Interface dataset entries
*** Begin section ***

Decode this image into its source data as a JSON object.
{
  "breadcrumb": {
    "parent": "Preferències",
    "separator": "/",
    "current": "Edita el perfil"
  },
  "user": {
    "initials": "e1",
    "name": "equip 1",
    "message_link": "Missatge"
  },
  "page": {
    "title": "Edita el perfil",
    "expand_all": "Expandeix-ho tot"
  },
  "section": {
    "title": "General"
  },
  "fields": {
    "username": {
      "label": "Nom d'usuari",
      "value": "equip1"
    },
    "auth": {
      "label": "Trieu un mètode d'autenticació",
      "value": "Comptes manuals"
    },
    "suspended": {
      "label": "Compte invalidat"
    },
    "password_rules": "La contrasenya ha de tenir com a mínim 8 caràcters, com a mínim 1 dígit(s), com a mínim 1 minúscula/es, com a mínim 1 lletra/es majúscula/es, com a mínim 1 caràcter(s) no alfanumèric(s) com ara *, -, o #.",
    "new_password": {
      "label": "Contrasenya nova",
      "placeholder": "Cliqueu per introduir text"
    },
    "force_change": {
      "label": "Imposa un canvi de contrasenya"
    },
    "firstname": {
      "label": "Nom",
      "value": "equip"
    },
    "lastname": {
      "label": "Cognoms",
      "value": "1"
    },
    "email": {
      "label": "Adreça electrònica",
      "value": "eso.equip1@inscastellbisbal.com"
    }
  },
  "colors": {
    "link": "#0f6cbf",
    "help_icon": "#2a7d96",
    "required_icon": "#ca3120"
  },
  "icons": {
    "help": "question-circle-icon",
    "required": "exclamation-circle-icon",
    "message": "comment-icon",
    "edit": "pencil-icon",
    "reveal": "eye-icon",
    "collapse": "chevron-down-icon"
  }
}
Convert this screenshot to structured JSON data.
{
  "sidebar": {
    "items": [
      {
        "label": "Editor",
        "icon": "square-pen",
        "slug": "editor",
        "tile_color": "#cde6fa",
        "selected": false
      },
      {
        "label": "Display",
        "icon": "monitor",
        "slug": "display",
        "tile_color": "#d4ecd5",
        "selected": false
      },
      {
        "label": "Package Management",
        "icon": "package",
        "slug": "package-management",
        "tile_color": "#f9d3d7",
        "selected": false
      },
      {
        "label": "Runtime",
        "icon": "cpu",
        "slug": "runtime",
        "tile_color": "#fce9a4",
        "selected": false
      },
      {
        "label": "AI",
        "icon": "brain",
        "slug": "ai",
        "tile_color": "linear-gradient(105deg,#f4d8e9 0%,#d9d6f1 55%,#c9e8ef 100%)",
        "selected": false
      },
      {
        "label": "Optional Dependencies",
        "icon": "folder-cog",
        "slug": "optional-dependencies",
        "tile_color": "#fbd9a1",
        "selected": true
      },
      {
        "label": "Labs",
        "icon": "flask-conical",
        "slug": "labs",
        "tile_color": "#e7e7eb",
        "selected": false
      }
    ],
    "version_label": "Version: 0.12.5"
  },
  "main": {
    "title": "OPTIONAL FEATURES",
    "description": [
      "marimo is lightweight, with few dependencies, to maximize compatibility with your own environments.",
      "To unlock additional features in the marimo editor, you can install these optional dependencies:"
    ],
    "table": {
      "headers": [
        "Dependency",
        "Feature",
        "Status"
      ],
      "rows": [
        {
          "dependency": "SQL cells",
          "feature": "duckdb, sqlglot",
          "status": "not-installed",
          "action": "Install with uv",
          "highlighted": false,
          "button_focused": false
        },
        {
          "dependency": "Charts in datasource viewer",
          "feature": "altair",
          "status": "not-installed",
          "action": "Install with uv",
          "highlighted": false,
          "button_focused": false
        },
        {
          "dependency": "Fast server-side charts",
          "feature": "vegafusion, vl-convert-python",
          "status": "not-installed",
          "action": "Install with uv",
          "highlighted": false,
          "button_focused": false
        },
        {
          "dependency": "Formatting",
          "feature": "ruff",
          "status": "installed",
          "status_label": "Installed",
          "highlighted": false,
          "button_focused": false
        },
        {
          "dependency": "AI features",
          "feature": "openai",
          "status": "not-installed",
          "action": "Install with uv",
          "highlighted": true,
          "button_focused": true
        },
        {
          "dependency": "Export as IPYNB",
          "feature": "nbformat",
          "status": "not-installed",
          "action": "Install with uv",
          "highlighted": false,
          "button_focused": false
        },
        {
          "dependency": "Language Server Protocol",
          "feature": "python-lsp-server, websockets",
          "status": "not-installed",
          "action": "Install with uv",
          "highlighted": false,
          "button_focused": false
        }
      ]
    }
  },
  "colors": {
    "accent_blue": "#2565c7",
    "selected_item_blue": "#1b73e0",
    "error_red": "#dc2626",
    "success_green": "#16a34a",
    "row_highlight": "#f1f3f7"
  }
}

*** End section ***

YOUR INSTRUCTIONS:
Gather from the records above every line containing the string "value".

TASK SOLUTION:
      "value": "equip1"
      "value": "Comptes manuals"
      "value": "equip"
      "value": "1"
      "value": "eso.equip1@inscastellbisbal.com"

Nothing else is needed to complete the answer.